[Interface dataset entries]

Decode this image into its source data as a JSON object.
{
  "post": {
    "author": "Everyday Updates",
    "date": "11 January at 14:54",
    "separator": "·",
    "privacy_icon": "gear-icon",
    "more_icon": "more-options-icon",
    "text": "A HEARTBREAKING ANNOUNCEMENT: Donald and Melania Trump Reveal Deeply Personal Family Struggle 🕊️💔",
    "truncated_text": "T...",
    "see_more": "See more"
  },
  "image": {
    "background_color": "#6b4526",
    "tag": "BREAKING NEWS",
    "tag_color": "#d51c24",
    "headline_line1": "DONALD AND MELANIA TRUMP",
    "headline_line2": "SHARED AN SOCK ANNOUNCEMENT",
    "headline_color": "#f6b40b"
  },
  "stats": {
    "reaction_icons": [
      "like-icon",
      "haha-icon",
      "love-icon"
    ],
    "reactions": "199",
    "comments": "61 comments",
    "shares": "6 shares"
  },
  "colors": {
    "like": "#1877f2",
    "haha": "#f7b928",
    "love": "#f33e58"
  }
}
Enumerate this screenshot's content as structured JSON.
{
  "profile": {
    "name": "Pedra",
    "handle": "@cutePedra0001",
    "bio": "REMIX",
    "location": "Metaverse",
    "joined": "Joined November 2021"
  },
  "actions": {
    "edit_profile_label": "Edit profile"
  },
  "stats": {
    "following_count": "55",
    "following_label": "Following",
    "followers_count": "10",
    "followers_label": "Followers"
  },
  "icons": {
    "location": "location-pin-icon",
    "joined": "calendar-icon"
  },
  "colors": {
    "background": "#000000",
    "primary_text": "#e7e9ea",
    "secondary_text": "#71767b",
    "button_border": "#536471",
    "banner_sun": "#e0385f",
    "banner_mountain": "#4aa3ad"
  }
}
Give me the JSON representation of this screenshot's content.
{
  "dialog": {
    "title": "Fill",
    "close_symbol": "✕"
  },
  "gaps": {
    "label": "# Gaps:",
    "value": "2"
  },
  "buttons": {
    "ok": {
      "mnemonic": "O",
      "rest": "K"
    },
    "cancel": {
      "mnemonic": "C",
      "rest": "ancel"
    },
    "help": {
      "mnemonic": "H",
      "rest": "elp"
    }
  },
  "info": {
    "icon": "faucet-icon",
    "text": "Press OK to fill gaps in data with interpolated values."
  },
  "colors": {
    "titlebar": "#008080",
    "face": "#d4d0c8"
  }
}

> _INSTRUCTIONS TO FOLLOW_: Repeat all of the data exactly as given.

> _WRITTEN SOLUTION_:
Decode this image into its source data as a JSON object.
{
  "post": {
    "author": "Everyday Updates",
    "date": "11 January at 14:54",
    "separator": "·",
    "privacy_icon": "gear-icon",
    "more_icon": "more-options-icon",
    "text": "A HEARTBREAKING ANNOUNCEMENT: Donald and Melania Trump Reveal Deeply Personal Family Struggle 🕊️💔",
    "truncated_text": "T...",
    "see_more": "See more"
  },
  "image": {
    "background_color": "#6b4526",
    "tag": "BREAKING NEWS",
    "tag_color": "#d51c24",
    "headline_line1": "DONALD AND MELANIA TRUMP",
    "headline_line2": "SHARED AN SOCK ANNOUNCEMENT",
    "headline_color": "#f6b40b"
  },
  "stats": {
    "reaction_icons": [
      "like-icon",
      "haha-icon",
      "love-icon"
    ],
    "reactions": "199",
    "comments": "61 comments",
    "shares": "6 shares"
  },
  "colors": {
    "like": "#1877f2",
    "haha": "#f7b928",
    "love": "#f33e58"
  }
}
Enumerate this screenshot's content as structured JSON.
{
  "profile": {
    "name": "Pedra",
    "handle": "@cutePedra0001",
    "bio": "REMIX",
    "location": "Metaverse",
    "joined": "Joined November 2021"
  },
  "actions": {
    "edit_profile_label": "Edit profile"
  },
  "stats": {
    "following_count": "55",
    "following_label": "Following",
    "followers_count": "10",
    "followers_label": "Followers"
  },
  "icons": {
    "location": "location-pin-icon",
    "joined": "calendar-icon"
  },
  "colors": {
    "background": "#000000",
    "primary_text": "#e7e9ea",
    "secondary_text": "#71767b",
    "button_border": "#536471",
    "banner_sun": "#e0385f",
    "banner_mountain": "#4aa3ad"
  }
}
Give me the JSON representation of this screenshot's content.
{
  "dialog": {
    "title": "Fill",
    "close_symbol": "✕"
  },
  "gaps": {
    "label": "# Gaps:",
    "value": "2"
  },
  "buttons": {
    "ok": {
      "mnemonic": "O",
      "rest": "K"
    },
    "cancel": {
      "mnemonic": "C",
      "rest": "ancel"
    },
    "help": {
      "mnemonic": "H",
      "rest": "elp"
    }
  },
  "info": {
    "icon": "faucet-icon",
    "text": "Press OK to fill gaps in data with interpolated values."
  },
  "colors": {
    "titlebar": "#008080",
    "face": "#d4d0c8"
  }
}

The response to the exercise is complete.